Task prompt
Find the string "тренинг" in the data, then copy every line where it is found.

Input for this task
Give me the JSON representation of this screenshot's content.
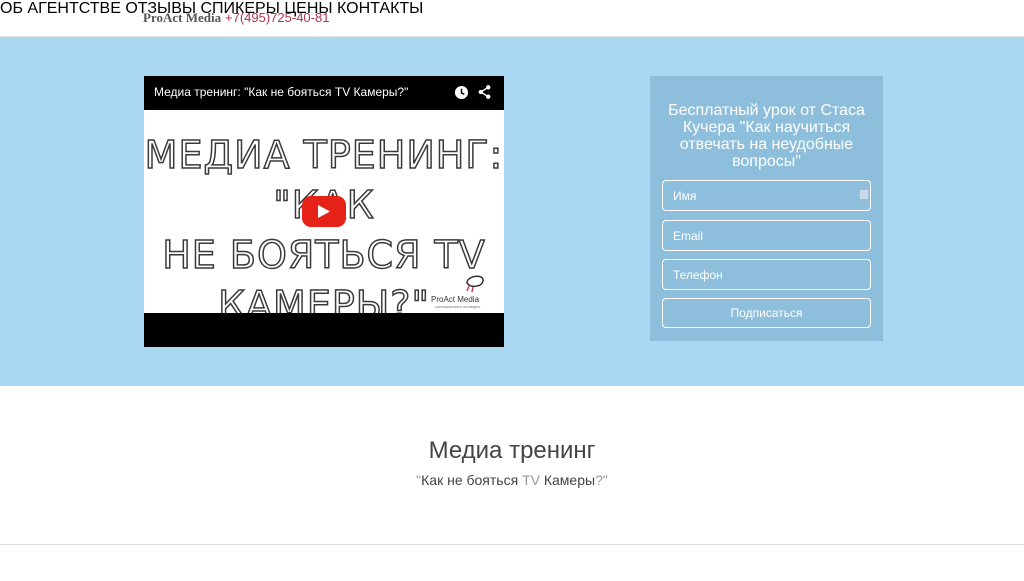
{
  "header": {
    "brand": "ProAct Media",
    "phone": "+7(495)725-40-81",
    "nav": [
      {
        "label": "ОБ АГЕНТСТВЕ"
      },
      {
        "label": "ОТЗЫВЫ"
      },
      {
        "label": "СПИКЕРЫ"
      },
      {
        "label": "ЦЕНЫ"
      },
      {
        "label": "КОНТАКТЫ"
      }
    ]
  },
  "video": {
    "title": "Медиа тренинг: \"Как не бояться TV Камеры?\"",
    "thumbnail_text_lines": [
      "Медиа тренинг: \"Как",
      "не бояться TV",
      "Камеры?\""
    ],
    "logo_text": "ProAct Media",
    "logo_subtext": "communication strategies",
    "icons": [
      "watch-later-icon",
      "share-icon",
      "play-icon"
    ]
  },
  "form": {
    "title": "Бесплатный урок от Стаса Кучера \"Как научиться отвечать на неудобные вопросы\"",
    "name_placeholder": "Имя",
    "email_placeholder": "Email",
    "phone_placeholder": "Телефон",
    "submit_label": "Подписаться"
  },
  "section": {
    "title": "Медиа тренинг",
    "subtitle_open": "\"",
    "subtitle_part1": "Как не бояться ",
    "subtitle_tv": "TV",
    "subtitle_part2": " Камеры",
    "subtitle_close": "?\""
  },
  "colors": {
    "hero_bg": "#aad7f2",
    "form_panel_bg": "#8dbfdc",
    "phone_accent": "#b3344a",
    "play_button": "#e62117"
  }
}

Output of the task
    "title": "Медиа тренинг: \"Как не бояться TV Камеры?\"",
      "Медиа тренинг: \"Как",
    "title": "Медиа тренинг",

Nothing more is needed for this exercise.